In fact, it's quite easy to point out all of Policia Policia's strengths because there are so many of them, but what is more difficult is explaining why the album doesn't work quite as well as it should, although I think I have a vague idea. As things progress, it becomes obvious that the album could use a dose of the grit found on other recent garage influenced rock albums such as King Khan and the Shirnes What is?, Black Lips' Los Valientes del Mundo Nuevo (which I realize is a "live" record, although the point remains unchanged), and even White Drugs' Harlem. It's not that the songs on those records are necessarily THAT much better than anything found on Policia Policia, but that they seem to pack so much energy that they sound as though they could fall apart at any moment, which is something you cannot say about the disciplined, evenly mixed tracks on this album. Guitar distortion that overpowers roughly recorded vocals. Loud, slightly out of tune keyboard parts. Incoherent noisy freakouts. The occasional mistake. These are the kind of things that make the aforementioned records what the are, and considering what Red Monroe is trying to do on Policia Policia, it seems that the record would benefit from this kind of grit too. The listener can sit and imagine what "Trees and Poor Houses" might sound like with uncomfortably loud guitars and distortion on the vocals, or maybe wonder how "Fever Kids" might work if the horns weren't quite so tuneful and smooth, or if they were allowed to overpower the rest of the mix all together.
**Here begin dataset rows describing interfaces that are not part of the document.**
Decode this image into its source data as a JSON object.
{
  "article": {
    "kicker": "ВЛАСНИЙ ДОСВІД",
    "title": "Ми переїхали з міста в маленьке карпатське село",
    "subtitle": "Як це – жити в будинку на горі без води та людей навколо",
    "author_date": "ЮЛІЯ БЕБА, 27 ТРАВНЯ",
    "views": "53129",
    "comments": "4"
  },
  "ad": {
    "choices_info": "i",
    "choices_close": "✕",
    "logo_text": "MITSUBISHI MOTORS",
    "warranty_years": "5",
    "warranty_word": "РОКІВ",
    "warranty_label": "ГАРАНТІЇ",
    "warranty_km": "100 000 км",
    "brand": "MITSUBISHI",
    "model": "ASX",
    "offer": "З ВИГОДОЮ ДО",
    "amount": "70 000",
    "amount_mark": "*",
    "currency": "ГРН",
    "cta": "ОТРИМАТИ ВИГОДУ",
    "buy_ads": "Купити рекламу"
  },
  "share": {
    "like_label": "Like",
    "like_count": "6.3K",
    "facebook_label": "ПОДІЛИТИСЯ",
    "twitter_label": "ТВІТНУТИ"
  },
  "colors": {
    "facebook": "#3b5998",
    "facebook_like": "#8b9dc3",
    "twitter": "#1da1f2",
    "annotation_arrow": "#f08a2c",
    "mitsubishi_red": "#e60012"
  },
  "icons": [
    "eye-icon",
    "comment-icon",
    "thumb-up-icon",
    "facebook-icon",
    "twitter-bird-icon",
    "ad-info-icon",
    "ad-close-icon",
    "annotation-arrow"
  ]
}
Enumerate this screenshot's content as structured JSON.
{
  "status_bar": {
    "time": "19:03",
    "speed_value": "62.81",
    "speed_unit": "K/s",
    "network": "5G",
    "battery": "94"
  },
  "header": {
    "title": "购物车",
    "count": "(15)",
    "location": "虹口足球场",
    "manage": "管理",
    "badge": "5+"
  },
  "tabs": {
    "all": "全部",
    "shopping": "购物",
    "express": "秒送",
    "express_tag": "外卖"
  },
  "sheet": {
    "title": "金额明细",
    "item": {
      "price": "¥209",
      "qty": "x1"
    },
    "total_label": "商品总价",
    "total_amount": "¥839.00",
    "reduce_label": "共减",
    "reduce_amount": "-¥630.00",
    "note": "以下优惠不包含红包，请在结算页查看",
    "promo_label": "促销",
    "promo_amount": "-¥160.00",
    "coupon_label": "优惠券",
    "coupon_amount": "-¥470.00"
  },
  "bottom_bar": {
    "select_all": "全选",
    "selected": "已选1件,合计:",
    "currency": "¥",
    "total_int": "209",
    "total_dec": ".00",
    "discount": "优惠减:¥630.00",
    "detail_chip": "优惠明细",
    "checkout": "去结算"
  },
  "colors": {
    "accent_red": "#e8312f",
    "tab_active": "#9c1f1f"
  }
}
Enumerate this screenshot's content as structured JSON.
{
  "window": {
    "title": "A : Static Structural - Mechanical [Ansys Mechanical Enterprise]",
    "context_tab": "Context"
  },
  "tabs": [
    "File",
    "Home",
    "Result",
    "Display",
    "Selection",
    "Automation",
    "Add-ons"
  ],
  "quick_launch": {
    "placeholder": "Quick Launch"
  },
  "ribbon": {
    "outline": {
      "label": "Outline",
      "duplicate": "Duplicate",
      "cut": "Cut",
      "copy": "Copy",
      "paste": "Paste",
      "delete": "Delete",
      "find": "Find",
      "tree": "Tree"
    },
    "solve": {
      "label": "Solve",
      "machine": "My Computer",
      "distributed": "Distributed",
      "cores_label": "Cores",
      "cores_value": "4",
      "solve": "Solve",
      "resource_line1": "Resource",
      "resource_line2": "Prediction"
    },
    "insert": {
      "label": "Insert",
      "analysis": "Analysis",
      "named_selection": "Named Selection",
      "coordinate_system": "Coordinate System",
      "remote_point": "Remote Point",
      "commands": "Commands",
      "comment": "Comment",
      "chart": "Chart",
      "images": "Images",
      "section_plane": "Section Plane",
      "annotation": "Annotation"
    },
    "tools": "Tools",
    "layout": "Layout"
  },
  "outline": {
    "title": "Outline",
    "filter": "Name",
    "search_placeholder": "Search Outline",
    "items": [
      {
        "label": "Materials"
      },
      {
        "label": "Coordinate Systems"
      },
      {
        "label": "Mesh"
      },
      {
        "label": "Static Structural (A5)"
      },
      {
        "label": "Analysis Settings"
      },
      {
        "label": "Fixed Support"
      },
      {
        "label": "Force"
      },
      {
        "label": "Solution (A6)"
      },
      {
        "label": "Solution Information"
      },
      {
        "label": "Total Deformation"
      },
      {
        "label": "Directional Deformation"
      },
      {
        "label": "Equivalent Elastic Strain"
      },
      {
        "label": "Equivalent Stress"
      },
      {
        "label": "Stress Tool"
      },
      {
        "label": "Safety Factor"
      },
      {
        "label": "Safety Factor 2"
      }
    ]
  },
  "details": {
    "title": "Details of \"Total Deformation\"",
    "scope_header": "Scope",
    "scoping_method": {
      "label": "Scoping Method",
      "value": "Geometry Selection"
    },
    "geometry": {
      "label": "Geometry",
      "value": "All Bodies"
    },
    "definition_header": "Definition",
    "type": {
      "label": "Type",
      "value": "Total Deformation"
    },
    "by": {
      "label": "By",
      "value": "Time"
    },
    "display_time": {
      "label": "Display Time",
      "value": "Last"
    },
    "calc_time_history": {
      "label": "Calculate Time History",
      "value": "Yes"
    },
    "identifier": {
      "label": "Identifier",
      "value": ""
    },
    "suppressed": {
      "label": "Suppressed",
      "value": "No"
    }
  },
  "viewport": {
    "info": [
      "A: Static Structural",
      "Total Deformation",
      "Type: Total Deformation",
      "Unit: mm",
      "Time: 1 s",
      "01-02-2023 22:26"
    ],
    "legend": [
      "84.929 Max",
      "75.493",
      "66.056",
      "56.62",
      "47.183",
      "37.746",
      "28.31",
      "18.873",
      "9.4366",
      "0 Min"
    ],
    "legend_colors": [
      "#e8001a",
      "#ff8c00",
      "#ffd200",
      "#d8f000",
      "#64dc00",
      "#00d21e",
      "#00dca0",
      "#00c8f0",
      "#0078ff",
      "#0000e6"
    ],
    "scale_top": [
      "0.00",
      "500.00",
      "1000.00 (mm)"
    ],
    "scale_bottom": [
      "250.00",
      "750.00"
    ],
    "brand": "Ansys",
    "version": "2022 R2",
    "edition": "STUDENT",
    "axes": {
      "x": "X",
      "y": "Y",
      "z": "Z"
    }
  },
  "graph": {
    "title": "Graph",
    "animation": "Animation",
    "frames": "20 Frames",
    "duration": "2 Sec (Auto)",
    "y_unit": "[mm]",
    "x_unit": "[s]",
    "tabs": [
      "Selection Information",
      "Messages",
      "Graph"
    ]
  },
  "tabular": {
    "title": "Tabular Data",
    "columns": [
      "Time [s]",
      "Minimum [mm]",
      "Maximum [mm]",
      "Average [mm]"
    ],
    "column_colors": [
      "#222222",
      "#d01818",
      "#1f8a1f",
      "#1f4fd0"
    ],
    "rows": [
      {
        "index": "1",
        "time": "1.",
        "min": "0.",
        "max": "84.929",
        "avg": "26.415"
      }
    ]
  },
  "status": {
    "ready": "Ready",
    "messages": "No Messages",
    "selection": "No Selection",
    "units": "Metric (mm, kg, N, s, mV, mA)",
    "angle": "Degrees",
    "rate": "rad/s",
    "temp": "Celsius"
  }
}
This isn't to say that lo-fi and sloppy is always the way to go, or that Red Monroe has to record in a shoe box in order to gain some kind of "cred" that most people really don't care about anyway. It's just that Policia Policia sounds like a caged animal, waiting to go crazy but held back by the limitations of a flawlessly smooth recording and mix that often fails to expose the power behind some of these songs while failing to document the band outside of a perfectly executed comfort zone. The potential is audible, and many songs on the record work despite these limitations, but the need for a few unhinged moments is clear, and it is apparent that a dash of feedback, a dose of slop and a touch of gritty noise might have turned this strong swing into a knockout punch.